After experiencing one of the warmest Decembers in recent history and higher-than-average temperatures in the first two weeks of January, North India faced a cold wave from January 16. While the temperatures dropped, electricity prices on the Indian Energy Exchange (IEX) surged.
On three occasions since January 16, spot prices of electricity on IEX for the northern region were higher than ₹4 an unit. The average prices in the North were higher than the South, where spot prices are usually the highest.
"Peak electricity demand in the North has been consistently higher over the last few days compared to the beginning of the month or even end of December.
For example, on January 22 peak electricity demand was 44,124 MW in the region while the demand two weeks ago, on January 8, was 40,931 MW," an official of the Northern Region Load Despatch Centre said.
Coupled with the surge in demand has been the shutdown of five hydro-power plants due to planned annual maintenance and outages in three units with a total capacity of 1,370 MW, the official added.
Between January 16 and 25, the northern region bought 243.3 million units of electricity from IEX as a result of the lower supply.
In the 10 days prior to January 16, about 499.28 million units were bought.
Prices have begun to stabilise from Monday as additional supply hit the markets.
For January 25, 92 million units of electricity were bought and sold on the IEX as compared to an average of 80.3 million units between January 16 and 24.
For January 26, a national holiday, the price has tumbled to ₹1.85 a unit in the northern region, ₹1.87 in the south and ₹1.83 a unit in other parts of the country.

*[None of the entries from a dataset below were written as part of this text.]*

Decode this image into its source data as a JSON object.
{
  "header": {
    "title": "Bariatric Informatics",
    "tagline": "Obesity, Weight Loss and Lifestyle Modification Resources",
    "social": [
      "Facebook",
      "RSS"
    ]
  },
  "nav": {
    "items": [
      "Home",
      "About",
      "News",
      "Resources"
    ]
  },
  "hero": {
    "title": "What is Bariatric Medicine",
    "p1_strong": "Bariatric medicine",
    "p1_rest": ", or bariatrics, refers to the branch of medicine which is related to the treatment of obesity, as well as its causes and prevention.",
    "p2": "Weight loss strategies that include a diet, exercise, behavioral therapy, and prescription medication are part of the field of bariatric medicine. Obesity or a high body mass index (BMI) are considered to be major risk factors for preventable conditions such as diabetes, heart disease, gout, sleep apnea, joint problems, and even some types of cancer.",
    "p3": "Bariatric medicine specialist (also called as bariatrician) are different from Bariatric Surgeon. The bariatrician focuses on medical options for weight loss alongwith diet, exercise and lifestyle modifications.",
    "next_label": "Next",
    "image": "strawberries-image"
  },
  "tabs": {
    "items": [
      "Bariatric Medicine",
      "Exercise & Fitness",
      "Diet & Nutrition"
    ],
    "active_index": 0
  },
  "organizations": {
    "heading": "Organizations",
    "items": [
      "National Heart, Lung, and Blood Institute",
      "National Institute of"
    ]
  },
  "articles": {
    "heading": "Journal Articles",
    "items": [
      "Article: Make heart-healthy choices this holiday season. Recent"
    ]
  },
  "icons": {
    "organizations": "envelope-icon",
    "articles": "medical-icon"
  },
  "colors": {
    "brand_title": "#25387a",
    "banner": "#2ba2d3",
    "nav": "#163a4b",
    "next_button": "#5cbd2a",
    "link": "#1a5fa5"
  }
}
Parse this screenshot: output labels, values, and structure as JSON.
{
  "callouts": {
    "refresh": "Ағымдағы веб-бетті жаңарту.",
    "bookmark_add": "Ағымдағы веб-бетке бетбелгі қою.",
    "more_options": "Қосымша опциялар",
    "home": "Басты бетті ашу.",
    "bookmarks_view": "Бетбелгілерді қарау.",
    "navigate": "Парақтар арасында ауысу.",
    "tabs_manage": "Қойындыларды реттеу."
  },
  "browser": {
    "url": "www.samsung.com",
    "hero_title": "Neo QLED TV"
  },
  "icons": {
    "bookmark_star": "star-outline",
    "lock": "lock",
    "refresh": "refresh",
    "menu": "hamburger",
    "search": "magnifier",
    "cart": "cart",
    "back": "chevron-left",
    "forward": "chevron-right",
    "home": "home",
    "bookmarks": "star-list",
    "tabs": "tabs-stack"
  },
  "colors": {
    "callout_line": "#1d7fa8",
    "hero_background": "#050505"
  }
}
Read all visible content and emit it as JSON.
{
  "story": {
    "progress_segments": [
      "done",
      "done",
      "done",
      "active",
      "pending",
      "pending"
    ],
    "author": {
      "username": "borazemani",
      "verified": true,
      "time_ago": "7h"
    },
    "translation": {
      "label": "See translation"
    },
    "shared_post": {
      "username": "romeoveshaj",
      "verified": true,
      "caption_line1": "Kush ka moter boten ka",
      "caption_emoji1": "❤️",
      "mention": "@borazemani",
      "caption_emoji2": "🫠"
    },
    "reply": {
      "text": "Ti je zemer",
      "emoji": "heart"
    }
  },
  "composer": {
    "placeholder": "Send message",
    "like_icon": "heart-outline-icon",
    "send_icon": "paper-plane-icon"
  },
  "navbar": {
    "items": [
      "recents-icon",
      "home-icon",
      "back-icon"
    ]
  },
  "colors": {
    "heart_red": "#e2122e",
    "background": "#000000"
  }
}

Typically, non-working days see lower demand for electricity.
Source- The Hindu